The strain of a long day of unwearied ministry among the poor was over. In the still after-glow of twilight, Mahatma Gandhi was seated under the open sky. He nursed a sick child on his lap, a little Muslim boy, and next to him was a Christian Zulu girl from the mission across the hill. He read us some Guajarati verses about the love of God and explained them in English...Then these Gujarati hymns were sung by the children’s voices. ‘What is India like?’ said a young Hindu to me with eager eyes. ‘India,’ I replied, ‘is just like this. We have all of us been in India tonight.’ (Chaturvedi and Sykes 1950: 99)





Author: Nalini Natarajan is Professor of English at the University of Puerto Rico, Rio Piedras, Puerto Rico.



Works Cited:



C.F Andrews. Mahatma Gandhi: His Own Story. George Allen & Unwin, London, 1930


Chaturvedi, Benarsidas and Marjorie Sykes. Charles Freer Andrews. New York: Harper and Brothers, 1950


Tinker Hugh. The Ordeal of Love: C.F. Andrews and India. New York: Oxford University Press, 1979.


Mahase  Radica (2008) ‘Plenty a dem run away’ – resistance by Indian indentured labourers in Trinidad, 1870–1920, Labor History, 49:4, 465-480, DOI: 10.1080/00236560802376946


Persaud, Lakshmi. Butterfly in the Wind. Leeds: Peepal Tree Press, 1990.


C.L.R. James The Beacon, 1, 5 (August 1931), 19 quoted in Sander, Reinhard. The Trinidad Awakening; West Indian Literature of the Nineteen Thirties. Westport, 1988.
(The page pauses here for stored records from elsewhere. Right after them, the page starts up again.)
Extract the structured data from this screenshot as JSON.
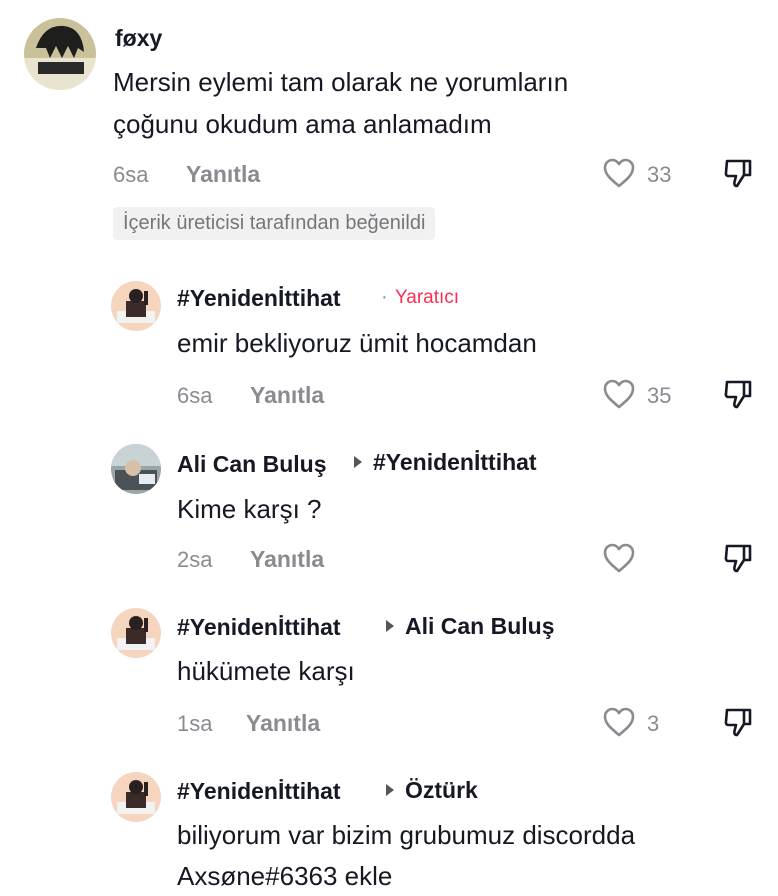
{
  "comments": [
    {
      "username": "føxy",
      "text_lines": [
        "Mersin eylemi tam olarak ne yorumların",
        "çoğunu okudum ama anlamadım"
      ],
      "time": "6sa",
      "reply_label": "Yanıtla",
      "likes": "33",
      "badge": "İçerik üreticisi tarafından beğenildi"
    }
  ],
  "replies": [
    {
      "username": "#Yenidenİttihat",
      "separator": "·",
      "creator_label": "Yaratıcı",
      "text_lines": [
        "emir bekliyoruz ümit hocamdan"
      ],
      "time": "6sa",
      "reply_label": "Yanıtla",
      "likes": "35"
    },
    {
      "username": "Ali Can Buluş",
      "reply_to": "#Yenidenİttihat",
      "text_lines": [
        "Kime karşı ?"
      ],
      "time": "2sa",
      "reply_label": "Yanıtla",
      "likes": ""
    },
    {
      "username": "#Yenidenİttihat",
      "reply_to": "Ali Can Buluş",
      "text_lines": [
        "hükümete karşı"
      ],
      "time": "1sa",
      "reply_label": "Yanıtla",
      "likes": "3"
    },
    {
      "username": "#Yenidenİttihat",
      "reply_to": "Öztürk",
      "text_lines": [
        "biliyorum var bizim grubumuz discordda",
        "Axsøne#6363 ekle"
      ]
    }
  ],
  "colors": {
    "creator_red": "#fe2c55",
    "meta_gray": "#8a8b91",
    "badge_bg": "#f1f1f2"
  },
  "icons": [
    "heart-icon",
    "dislike-icon",
    "reply-arrow-icon"
  ]
}
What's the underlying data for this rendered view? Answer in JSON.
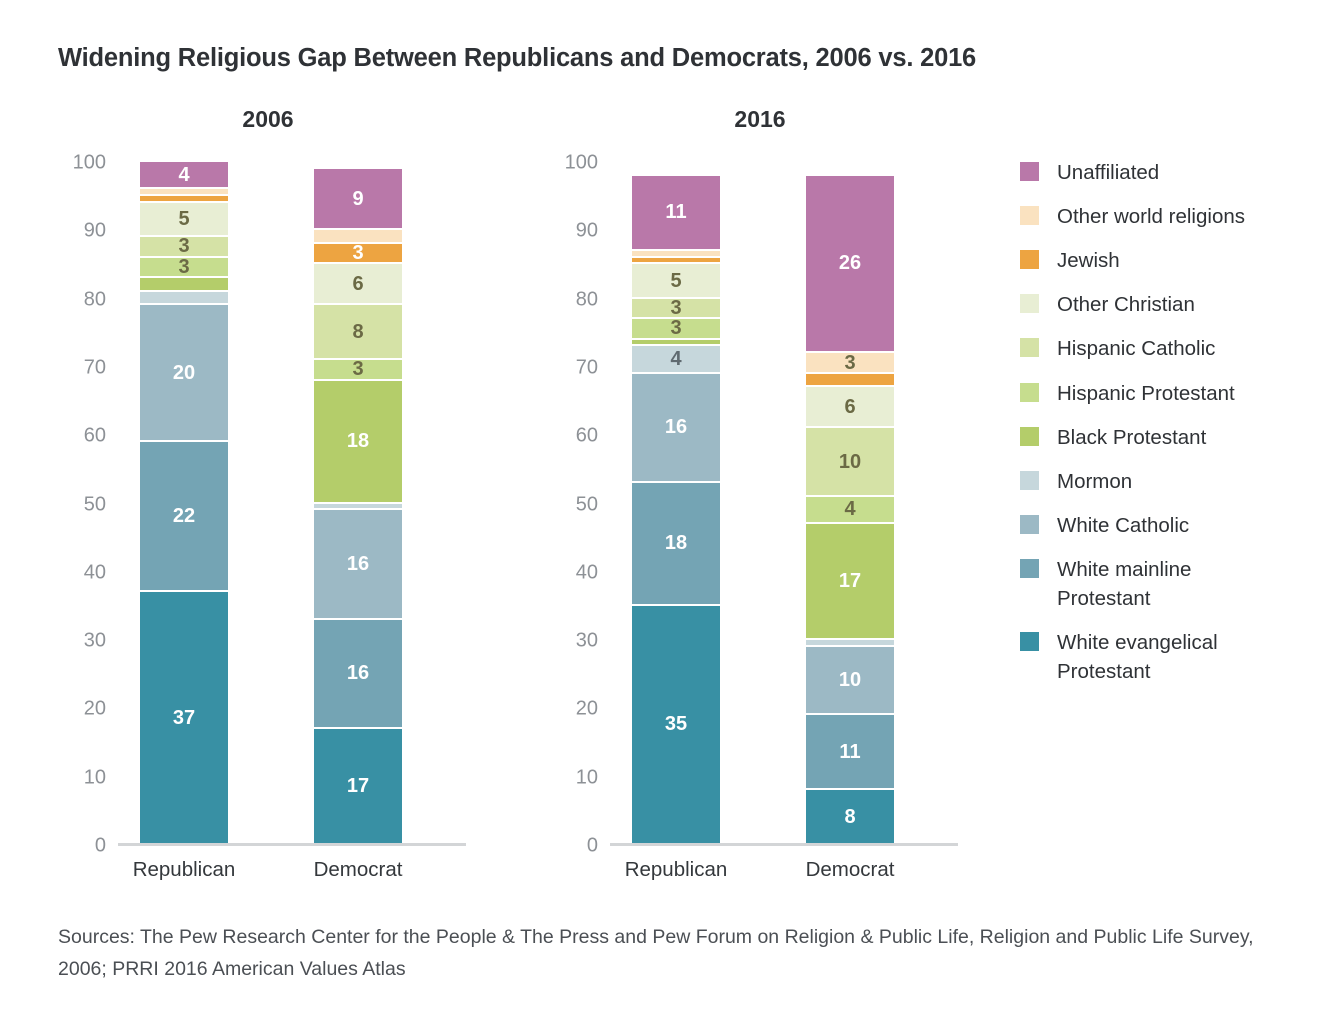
{
  "title": "Widening Religious Gap Between Republicans and Democrats, 2006 vs. 2016",
  "source": "Sources: The Pew Research Center for the People & The Press and Pew Forum on Religion & Public Life, Religion and Public Life Survey, 2006; PRRI 2016 American Values Atlas",
  "panels": [
    {
      "title": "2006",
      "groups": [
        "Republican",
        "Democrat"
      ]
    },
    {
      "title": "2016",
      "groups": [
        "Republican",
        "Democrat"
      ]
    }
  ],
  "legend": [
    {
      "label": "Unaffiliated",
      "color": "#b978a9"
    },
    {
      "label": "Other world religions",
      "color": "#fae2c0"
    },
    {
      "label": "Jewish",
      "color": "#eda441"
    },
    {
      "label": "Other Christian",
      "color": "#e8eed4"
    },
    {
      "label": "Hispanic Catholic",
      "color": "#d5e2a6"
    },
    {
      "label": "Hispanic Protestant",
      "color": "#c6dd8e"
    },
    {
      "label": "Black Protestant",
      "color": "#b4cd6a"
    },
    {
      "label": "Mormon",
      "color": "#c6d7dc"
    },
    {
      "label": "White Catholic",
      "color": "#9cb9c5"
    },
    {
      "label": "White mainline Protestant",
      "color": "#74a4b4"
    },
    {
      "label": "White evangelical Protestant",
      "color": "#3890a4"
    }
  ],
  "chart_data": {
    "type": "bar",
    "subtype": "stacked-100",
    "title": "Widening Religious Gap Between Republicans and Democrats, 2006 vs. 2016",
    "xlabel": "",
    "ylabel": "",
    "ylim": [
      0,
      100
    ],
    "yticks": [
      0,
      10,
      20,
      30,
      40,
      50,
      60,
      70,
      80,
      90,
      100
    ],
    "grid": false,
    "legend_position": "right",
    "series_order_bottom_to_top": [
      "White evangelical Protestant",
      "White mainline Protestant",
      "White Catholic",
      "Mormon",
      "Black Protestant",
      "Hispanic Protestant",
      "Hispanic Catholic",
      "Other Christian",
      "Jewish",
      "Other world religions",
      "Unaffiliated"
    ],
    "panels": [
      {
        "title": "2006",
        "categories": [
          "Republican",
          "Democrat"
        ],
        "series": [
          {
            "name": "White evangelical Protestant",
            "values": [
              37,
              17
            ],
            "labels": [
              "37",
              "17"
            ]
          },
          {
            "name": "White mainline Protestant",
            "values": [
              22,
              16
            ],
            "labels": [
              "22",
              "16"
            ]
          },
          {
            "name": "White Catholic",
            "values": [
              20,
              16
            ],
            "labels": [
              "20",
              "16"
            ]
          },
          {
            "name": "Mormon",
            "values": [
              2,
              1
            ],
            "labels": [
              "",
              ""
            ]
          },
          {
            "name": "Black Protestant",
            "values": [
              2,
              18
            ],
            "labels": [
              "",
              "18"
            ]
          },
          {
            "name": "Hispanic Protestant",
            "values": [
              3,
              3
            ],
            "labels": [
              "3",
              "3"
            ]
          },
          {
            "name": "Hispanic Catholic",
            "values": [
              3,
              8
            ],
            "labels": [
              "3",
              "8"
            ]
          },
          {
            "name": "Other Christian",
            "values": [
              5,
              6
            ],
            "labels": [
              "5",
              "6"
            ]
          },
          {
            "name": "Jewish",
            "values": [
              1,
              3
            ],
            "labels": [
              "",
              "3"
            ]
          },
          {
            "name": "Other world religions",
            "values": [
              1,
              2
            ],
            "labels": [
              "",
              ""
            ]
          },
          {
            "name": "Unaffiliated",
            "values": [
              4,
              9
            ],
            "labels": [
              "4",
              "9"
            ]
          }
        ]
      },
      {
        "title": "2016",
        "categories": [
          "Republican",
          "Democrat"
        ],
        "series": [
          {
            "name": "White evangelical Protestant",
            "values": [
              35,
              8
            ],
            "labels": [
              "35",
              "8"
            ]
          },
          {
            "name": "White mainline Protestant",
            "values": [
              18,
              11
            ],
            "labels": [
              "18",
              "11"
            ]
          },
          {
            "name": "White Catholic",
            "values": [
              16,
              10
            ],
            "labels": [
              "16",
              "10"
            ]
          },
          {
            "name": "Mormon",
            "values": [
              4,
              1
            ],
            "labels": [
              "4",
              ""
            ]
          },
          {
            "name": "Black Protestant",
            "values": [
              1,
              17
            ],
            "labels": [
              "",
              "17"
            ]
          },
          {
            "name": "Hispanic Protestant",
            "values": [
              3,
              4
            ],
            "labels": [
              "3",
              "4"
            ]
          },
          {
            "name": "Hispanic Catholic",
            "values": [
              3,
              10
            ],
            "labels": [
              "3",
              "10"
            ]
          },
          {
            "name": "Other Christian",
            "values": [
              5,
              6
            ],
            "labels": [
              "5",
              "6"
            ]
          },
          {
            "name": "Jewish",
            "values": [
              1,
              2
            ],
            "labels": [
              "",
              ""
            ]
          },
          {
            "name": "Other world religions",
            "values": [
              1,
              3
            ],
            "labels": [
              "",
              "3"
            ]
          },
          {
            "name": "Unaffiliated",
            "values": [
              11,
              26
            ],
            "labels": [
              "11",
              "26"
            ]
          }
        ]
      }
    ]
  }
}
1 Andrews writes a poem called ‘The Indentured Coolie’ after he sees a vision of a coolie he had seen beaten in South Africa merge into the face of Jesus Christ (see Tinker 1979: 109).